Exercise directions — Nothing in the entries may be altered; copy them in full.
· · · ·
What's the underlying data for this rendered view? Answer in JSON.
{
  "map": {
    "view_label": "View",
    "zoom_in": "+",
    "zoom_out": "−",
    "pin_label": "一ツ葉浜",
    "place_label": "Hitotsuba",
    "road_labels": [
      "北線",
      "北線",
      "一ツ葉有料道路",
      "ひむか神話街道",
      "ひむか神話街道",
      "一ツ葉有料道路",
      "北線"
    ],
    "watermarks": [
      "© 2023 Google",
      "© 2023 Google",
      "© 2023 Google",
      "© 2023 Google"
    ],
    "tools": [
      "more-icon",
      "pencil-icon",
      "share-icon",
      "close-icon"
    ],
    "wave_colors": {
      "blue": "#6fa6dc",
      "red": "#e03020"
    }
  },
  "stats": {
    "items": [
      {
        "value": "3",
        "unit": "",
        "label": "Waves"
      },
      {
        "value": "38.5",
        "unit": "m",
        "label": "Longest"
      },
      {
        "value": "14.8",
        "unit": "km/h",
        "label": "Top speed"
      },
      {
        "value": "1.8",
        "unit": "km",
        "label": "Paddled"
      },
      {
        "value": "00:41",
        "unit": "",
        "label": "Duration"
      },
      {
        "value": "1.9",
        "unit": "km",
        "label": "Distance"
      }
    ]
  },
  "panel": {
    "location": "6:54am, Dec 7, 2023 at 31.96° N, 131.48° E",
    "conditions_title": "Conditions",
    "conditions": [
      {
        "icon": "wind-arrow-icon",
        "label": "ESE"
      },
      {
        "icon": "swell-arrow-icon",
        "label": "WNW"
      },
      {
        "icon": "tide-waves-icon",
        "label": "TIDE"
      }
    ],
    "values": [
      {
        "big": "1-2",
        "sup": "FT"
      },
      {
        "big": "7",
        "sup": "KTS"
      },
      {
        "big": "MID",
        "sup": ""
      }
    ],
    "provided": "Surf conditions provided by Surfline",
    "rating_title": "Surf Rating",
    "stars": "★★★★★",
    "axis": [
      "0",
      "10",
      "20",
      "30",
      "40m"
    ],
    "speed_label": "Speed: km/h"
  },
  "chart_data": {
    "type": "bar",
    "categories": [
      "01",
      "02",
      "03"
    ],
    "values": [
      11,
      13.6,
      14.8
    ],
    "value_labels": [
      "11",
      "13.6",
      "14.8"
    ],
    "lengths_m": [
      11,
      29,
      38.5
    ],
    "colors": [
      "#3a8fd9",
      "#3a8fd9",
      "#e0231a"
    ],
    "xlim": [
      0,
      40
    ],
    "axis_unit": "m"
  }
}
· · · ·
Output of the task —
What's the underlying data for this rendered view? Answer in JSON.
{
  "map": {
    "view_label": "View",
    "zoom_in": "+",
    "zoom_out": "−",
    "pin_label": "一ツ葉浜",
    "place_label": "Hitotsuba",
    "road_labels": [
      "北線",
      "北線",
      "一ツ葉有料道路",
      "ひむか神話街道",
      "ひむか神話街道",
      "一ツ葉有料道路",
      "北線"
    ],
    "watermarks": [
      "© 2023 Google",
      "© 2023 Google",
      "© 2023 Google",
      "© 2023 Google"
    ],
    "tools": [
      "more-icon",
      "pencil-icon",
      "share-icon",
      "close-icon"
    ],
    "wave_colors": {
      "blue": "#6fa6dc",
      "red": "#e03020"
    }
  },
  "stats": {
    "items": [
      {
        "value": "3",
        "unit": "",
        "label": "Waves"
      },
      {
        "value": "38.5",
        "unit": "m",
        "label": "Longest"
      },
      {
        "value": "14.8",
        "unit": "km/h",
        "label": "Top speed"
      },
      {
        "value": "1.8",
        "unit": "km",
        "label": "Paddled"
      },
      {
        "value": "00:41",
        "unit": "",
        "label": "Duration"
      },
      {
        "value": "1.9",
        "unit": "km",
        "label": "Distance"
      }
    ]
  },
  "panel": {
    "location": "6:54am, Dec 7, 2023 at 31.96° N, 131.48° E",
    "conditions_title": "Conditions",
    "conditions": [
      {
        "icon": "wind-arrow-icon",
        "label": "ESE"
      },
      {
        "icon": "swell-arrow-icon",
        "label": "WNW"
      },
      {
        "icon": "tide-waves-icon",
        "label": "TIDE"
      }
    ],
    "values": [
      {
        "big": "1-2",
        "sup": "FT"
      },
      {
        "big": "7",
        "sup": "KTS"
      },
      {
        "big": "MID",
        "sup": ""
      }
    ],
    "provided": "Surf conditions provided by Surfline",
    "rating_title": "Surf Rating",
    "stars": "★★★★★",
    "axis": [
      "0",
      "10",
      "20",
      "30",
      "40m"
    ],
    "speed_label": "Speed: km/h"
  },
  "chart_data": {
    "type": "bar",
    "categories": [
      "01",
      "02",
      "03"
    ],
    "values": [
      11,
      13.6,
      14.8
    ],
    "value_labels": [
      "11",
      "13.6",
      "14.8"
    ],
    "lengths_m": [
      11,
      29,
      38.5
    ],
    "colors": [
      "#3a8fd9",
      "#3a8fd9",
      "#e0231a"
    ],
    "xlim": [
      0,
      40
    ],
    "axis_unit": "m"
  }
}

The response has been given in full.